Intention to Quit Smoking among Intermediate and Secondary School Students in Saudi Arabia


Background: Smoking is one of the most preventable causes of disease and death, including cancer, andquitting at an early age can reduce smoking-related morbidity and mortality. This study aimed to estimate theprevalence and to identify factors affecting the “intention to quit” among intermediate and secondary schoolcurrent cigarette smoker students in Al Madinah city, Saudi Arabia. Materials and
Methods: This study cohortincluded 307 current smoker students in a school-based survey. The intention to quit and its related determinantswere assessed using a self-administered questionnaire.
Results: More than half of the participants were ≥17years, and of male gender (54.7%, 77.9% respectively). An intention to quit smoking was reported in 71.7% ofparticipants, and was been significantly associated with: male gender (OR=3.25, 95% CI=1.65-6.41): age at 1sttrial of smoking. 10-15 years (OR=2.11, 95% CI=1.03-4.32) along with age of ≥15 years (OR=3.10, 95% CI=1.20-7.88); days of smoking in the past 30 days (days <10 (OR=2.31, 95% CI=1.23-4.35) along with days rangingfrom 10-19 days (OR= 3.42, 95% CI=1.18-9.91); knowing that smoking is hazardous to health (OR=3.04, 95%CI=1.42-6.47); and finally, supporting smoking bans in public places (OR=1.89, 95% CI=1.11-3.25).

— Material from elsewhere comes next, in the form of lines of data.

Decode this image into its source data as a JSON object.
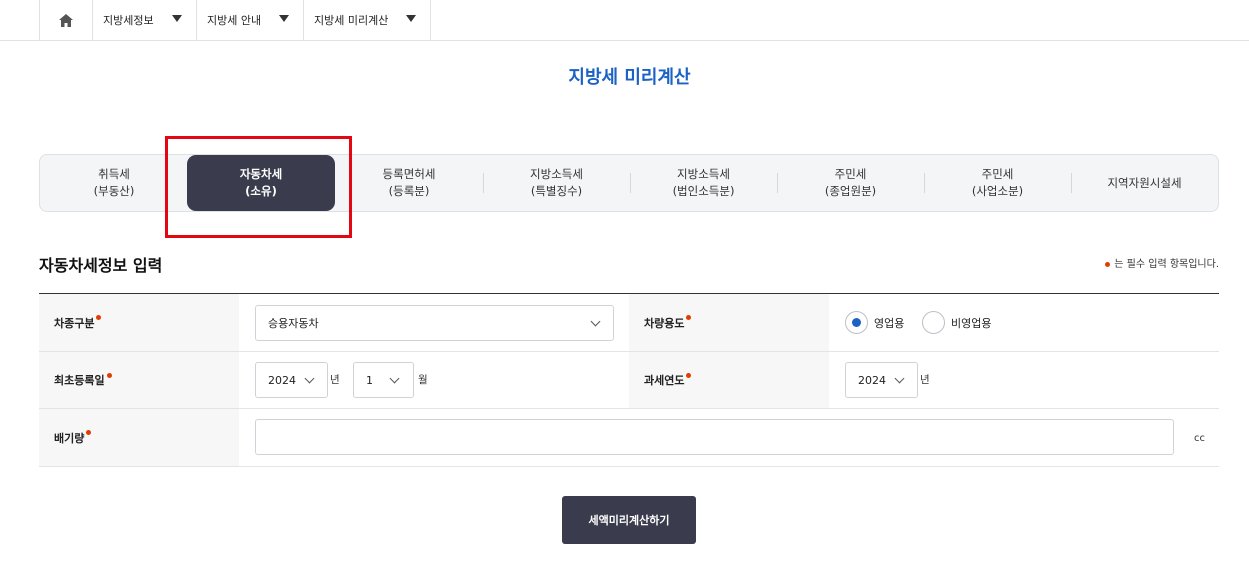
{
  "nav": {
    "home_icon": "home-icon",
    "crumbs": [
      "지방세정보",
      "지방세 안내",
      "지방세 미리계산"
    ]
  },
  "page_title": "지방세 미리계산",
  "tabs": [
    {
      "line1": "취득세",
      "line2": "(부동산)"
    },
    {
      "line1": "자동차세",
      "line2": "(소유)",
      "active": true
    },
    {
      "line1": "등록면허세",
      "line2": "(등록분)"
    },
    {
      "line1": "지방소득세",
      "line2": "(특별징수)"
    },
    {
      "line1": "지방소득세",
      "line2": "(법인소득분)"
    },
    {
      "line1": "주민세",
      "line2": "(종업원분)"
    },
    {
      "line1": "주민세",
      "line2": "(사업소분)"
    },
    {
      "line1": "지역자원시설세",
      "line2": ""
    }
  ],
  "section_title": "자동차세정보 입력",
  "required_note": "는 필수 입력 항목입니다.",
  "form": {
    "vehicle_type_label": "차종구분",
    "vehicle_type_value": "승용자동차",
    "vehicle_use_label": "차량용도",
    "vehicle_use_options": [
      "영업용",
      "비영업용"
    ],
    "vehicle_use_selected": "영업용",
    "first_reg_label": "최초등록일",
    "first_reg_year": "2024",
    "year_unit": "년",
    "first_reg_month": "1",
    "month_unit": "월",
    "tax_year_label": "과세연도",
    "tax_year_value": "2024",
    "displacement_label": "배기량",
    "displacement_value": "",
    "displacement_unit": "cc"
  },
  "calc_button": "세액미리계산하기",
  "colors": {
    "accent": "#1b62c4",
    "dark": "#3a3c4d",
    "required": "#e23d00",
    "highlight": "#e30613"
  }
}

Conclusions:A substantial number of participants were willing to quit smoking. Effective interventions focusing on providinginformation about the hazards of smoking and prohibiting smoking in public places could help initiate theintention to quit among youth smokers.